Interior Spiffed Up
The Sonata’s interior is comfortable and ergonomic, with controls within easy reach of the driver, minus the upper-right corner of the touchscreen.
Hyundai has one of the better infotainment systems in the industry, with large touchscreen buttons spaced widely. Graphics, including maps, are modern and crisp.
The car’s voice recognition system is better than expected. Asking for “SiriusXM Channel 25,” despite not needing to say “channel” per the instruction guide, delivers our station accurately and quickly. Added words tend to trip up many voice systems.
Not as pleasing is lane-keep assist, part of the optional Tech and Ultimate packages. Like many lane-keep systems, it picks up on some lines and not others. Solid white lines seem harder to recognize than solid yellow ones. It also has trouble detecting broken yellow lines.
Fit-and-finish is above average, with a typical minor bit of flashing in the corners of hard-plastic door pockets.
We continue to bemoan the cheapening of cupholders – the Sonata’s have no rubber bladders or retractable nubs to keep drinks in place. But if it helps pay for that cool blue seat piping, we’re OK with that.
The ’18 Sonata is on sale now at U.S. Hyundai dealers, ranging from $22,500 for a base SE grade to $32,450 for a Limited grade with the 2.0L turbo-4.
For ’18, Hyundai adds the SEL mid-grade model, which it says is the sweet spot for midsize sedan sales and an area where it was weak before. Pricing starts at $23,700.
Destination and handling adds $885. The Tech package is $1,000 and the Ultimate package is $2,900. Both have advanced safety systems, but the latter adds navigation, heated steering wheel and a 3-year free trial of Hyundai’s BlueLink Guidance software.
While CUVs now comprise 63% of U.S. light-vehicle sales, Hyundai stands a good chance of maintaining its 8% share of the Lower Middle Car segment. In a strange reversal, it now is one of the less polarizing entrants in the group given the boundary-pushing and polarizing exteriors of the redesigned Toyota Camry and Honda Accord.
Non-hybrid versions of the Sonata continue to be assembled at Hyundai’s Montgomery, AL, plant. New versions of the Korean-built Sonata hybrid and plug-in hybrid are expected next year.
'18 Hyundai Sonata Limited Specifications
|Vehicle type||4-door, 5-passenger, front-wheel-drive car|
|Engine||2.4L gasoline direct injected 4-cyl., all aluminum|
|Power (SAE net)||185 hp @ 6,000 rpm|
|Torque||178 lb.-ft. (241 Nm) @ 4,000 rpm|
|Bore x stroke (mm)||88 x 97|
|Transmission||6-speed automatic with Shiftronic|
|Wheelbase||110.4 ins. (2,804 mm)|

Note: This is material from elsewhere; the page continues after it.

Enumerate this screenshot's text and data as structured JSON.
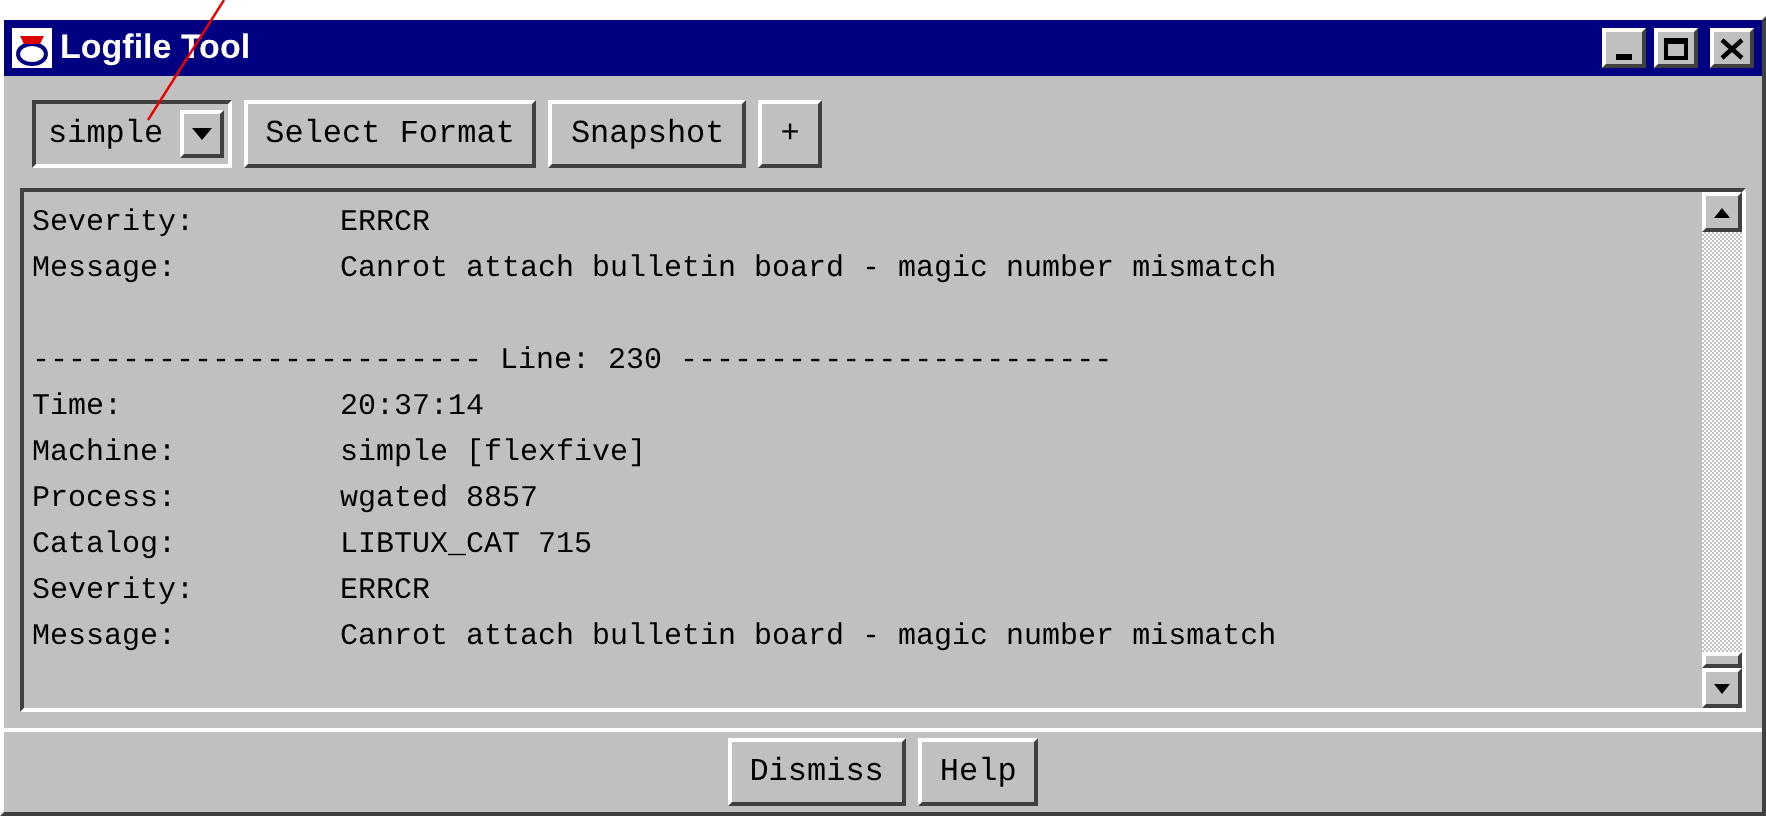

|Overall length||191.1 ins. (4,854 mm)|
|Overall width||73.4 ins. (1,864 mm)|
|Overall height||58.1 ins. (1,476 mm)|
|Price as tested||$28,410, incl. $885 freight & handling charge|

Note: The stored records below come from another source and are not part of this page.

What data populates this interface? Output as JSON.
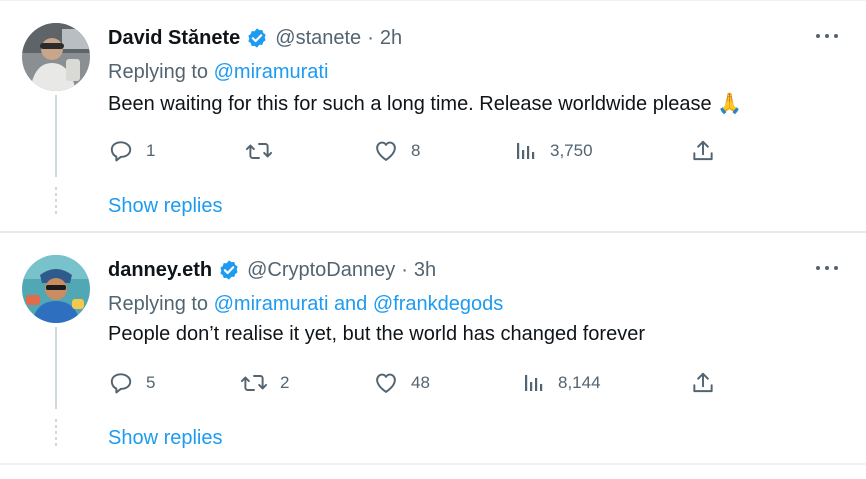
{
  "colors": {
    "link": "#1d9bf0",
    "secondary_text": "#536471",
    "primary_text": "#0f1419",
    "verified_badge": "#1d9bf0",
    "divider": "#eff3f4"
  },
  "tweets": [
    {
      "name": "David Stănete",
      "handle": "@stanete",
      "separator": "·",
      "time": "2h",
      "replying_prefix": "Replying to",
      "replying_to": "@miramurati",
      "text": "Been waiting for this for such a long time. Release worldwide please",
      "emoji": "🙏",
      "replies": "1",
      "retweets": "",
      "likes": "8",
      "views": "3,750",
      "show_replies": "Show replies",
      "icons": [
        "reply-icon",
        "retweet-icon",
        "like-icon",
        "views-icon",
        "share-icon",
        "more-icon",
        "verified-icon"
      ]
    },
    {
      "name": "danney.eth",
      "handle": "@CryptoDanney",
      "separator": "·",
      "time": "3h",
      "replying_prefix": "Replying to",
      "replying_to": "@miramurati and @frankdegods",
      "text": "People don’t realise it yet, but the world has changed forever",
      "replies": "5",
      "retweets": "2",
      "likes": "48",
      "views": "8,144",
      "show_replies": "Show replies",
      "icons": [
        "reply-icon",
        "retweet-icon",
        "like-icon",
        "views-icon",
        "share-icon",
        "more-icon",
        "verified-icon"
      ]
    }
  ]
}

|Fuel economy||25/35 mpg (9.4-6.7 L/100 km)|
|Competition||Honda Accord, Chevy Malibu, Ford Fusion, Kia Optima, Mazda6, Nissan Altima, Subaru Legacy, Toyota Camry, Volkswagen Passat|

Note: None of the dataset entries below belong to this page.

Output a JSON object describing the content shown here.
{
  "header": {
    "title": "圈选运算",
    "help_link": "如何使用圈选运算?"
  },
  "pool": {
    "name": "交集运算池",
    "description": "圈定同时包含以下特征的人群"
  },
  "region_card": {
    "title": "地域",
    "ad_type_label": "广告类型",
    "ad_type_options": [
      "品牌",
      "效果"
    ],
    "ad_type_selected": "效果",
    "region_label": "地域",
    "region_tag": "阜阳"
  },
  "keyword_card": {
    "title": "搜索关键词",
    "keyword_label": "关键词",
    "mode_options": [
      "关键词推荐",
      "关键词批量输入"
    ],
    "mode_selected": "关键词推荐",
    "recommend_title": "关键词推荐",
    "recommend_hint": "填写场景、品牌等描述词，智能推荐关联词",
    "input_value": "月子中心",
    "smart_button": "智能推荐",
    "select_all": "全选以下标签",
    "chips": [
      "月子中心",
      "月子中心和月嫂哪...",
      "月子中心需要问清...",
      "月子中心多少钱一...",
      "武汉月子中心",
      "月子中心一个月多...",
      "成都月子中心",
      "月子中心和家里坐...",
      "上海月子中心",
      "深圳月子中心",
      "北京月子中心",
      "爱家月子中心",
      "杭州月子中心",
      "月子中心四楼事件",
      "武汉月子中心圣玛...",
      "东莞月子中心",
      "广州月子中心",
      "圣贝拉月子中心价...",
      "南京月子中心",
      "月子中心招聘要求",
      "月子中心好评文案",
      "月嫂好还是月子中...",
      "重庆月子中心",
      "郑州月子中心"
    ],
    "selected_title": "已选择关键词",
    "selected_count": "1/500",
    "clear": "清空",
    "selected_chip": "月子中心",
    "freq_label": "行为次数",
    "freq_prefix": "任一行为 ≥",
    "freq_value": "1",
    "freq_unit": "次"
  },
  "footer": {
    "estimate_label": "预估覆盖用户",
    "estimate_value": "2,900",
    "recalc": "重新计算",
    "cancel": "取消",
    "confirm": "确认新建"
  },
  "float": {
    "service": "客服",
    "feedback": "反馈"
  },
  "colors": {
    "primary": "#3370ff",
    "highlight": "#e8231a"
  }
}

|More stylish than before||CUVs more dominant than before|
|2.4L/6AT combo has spunk||2.0T/8AT doesn’t, barring sport mode|
|Jazzy interior elements||They come at a price|